### TASK DESCRIPTION
Here the requirement is to repeat every record exactly, in full.

### SUPPLIED MATERIAL
━━━━━━━━━━

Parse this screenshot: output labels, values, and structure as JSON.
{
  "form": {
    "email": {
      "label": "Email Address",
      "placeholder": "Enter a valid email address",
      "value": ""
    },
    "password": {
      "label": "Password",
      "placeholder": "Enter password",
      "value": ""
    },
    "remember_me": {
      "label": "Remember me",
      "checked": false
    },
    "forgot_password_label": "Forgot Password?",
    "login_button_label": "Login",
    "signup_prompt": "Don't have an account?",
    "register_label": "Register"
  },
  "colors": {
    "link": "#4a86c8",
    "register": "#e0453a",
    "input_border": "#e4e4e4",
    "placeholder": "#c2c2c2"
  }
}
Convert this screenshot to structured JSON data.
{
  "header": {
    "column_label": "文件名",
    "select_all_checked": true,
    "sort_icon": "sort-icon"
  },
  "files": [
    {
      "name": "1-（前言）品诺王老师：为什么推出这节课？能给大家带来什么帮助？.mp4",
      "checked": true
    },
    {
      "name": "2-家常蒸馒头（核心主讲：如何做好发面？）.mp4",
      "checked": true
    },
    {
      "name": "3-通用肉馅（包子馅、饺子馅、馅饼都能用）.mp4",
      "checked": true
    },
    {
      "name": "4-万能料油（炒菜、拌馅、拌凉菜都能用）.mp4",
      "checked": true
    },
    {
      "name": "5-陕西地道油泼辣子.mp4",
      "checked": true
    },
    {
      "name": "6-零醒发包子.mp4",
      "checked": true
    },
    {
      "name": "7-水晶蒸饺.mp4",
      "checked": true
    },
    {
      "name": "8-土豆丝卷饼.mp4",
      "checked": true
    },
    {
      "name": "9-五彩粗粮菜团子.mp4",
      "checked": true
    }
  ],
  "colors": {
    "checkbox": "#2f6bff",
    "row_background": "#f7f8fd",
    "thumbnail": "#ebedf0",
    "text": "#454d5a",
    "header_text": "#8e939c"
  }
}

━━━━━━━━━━

### RESPONSE BELOW
Parse this screenshot: output labels, values, and structure as JSON.
{
  "form": {
    "email": {
      "label": "Email Address",
      "placeholder": "Enter a valid email address",
      "value": ""
    },
    "password": {
      "label": "Password",
      "placeholder": "Enter password",
      "value": ""
    },
    "remember_me": {
      "label": "Remember me",
      "checked": false
    },
    "forgot_password_label": "Forgot Password?",
    "login_button_label": "Login",
    "signup_prompt": "Don't have an account?",
    "register_label": "Register"
  },
  "colors": {
    "link": "#4a86c8",
    "register": "#e0453a",
    "input_border": "#e4e4e4",
    "placeholder": "#c2c2c2"
  }
}
Convert this screenshot to structured JSON data.
{
  "header": {
    "column_label": "文件名",
    "select_all_checked": true,
    "sort_icon": "sort-icon"
  },
  "files": [
    {
      "name": "1-（前言）品诺王老师：为什么推出这节课？能给大家带来什么帮助？.mp4",
      "checked": true
    },
    {
      "name": "2-家常蒸馒头（核心主讲：如何做好发面？）.mp4",
      "checked": true
    },
    {
      "name": "3-通用肉馅（包子馅、饺子馅、馅饼都能用）.mp4",
      "checked": true
    },
    {
      "name": "4-万能料油（炒菜、拌馅、拌凉菜都能用）.mp4",
      "checked": true
    },
    {
      "name": "5-陕西地道油泼辣子.mp4",
      "checked": true
    },
    {
      "name": "6-零醒发包子.mp4",
      "checked": true
    },
    {
      "name": "7-水晶蒸饺.mp4",
      "checked": true
    },
    {
      "name": "8-土豆丝卷饼.mp4",
      "checked": true
    },
    {
      "name": "9-五彩粗粮菜团子.mp4",
      "checked": true
    }
  ],
  "colors": {
    "checkbox": "#2f6bff",
    "row_background": "#f7f8fd",
    "thumbnail": "#ebedf0",
    "text": "#454d5a",
    "header_text": "#8e939c"
  }
}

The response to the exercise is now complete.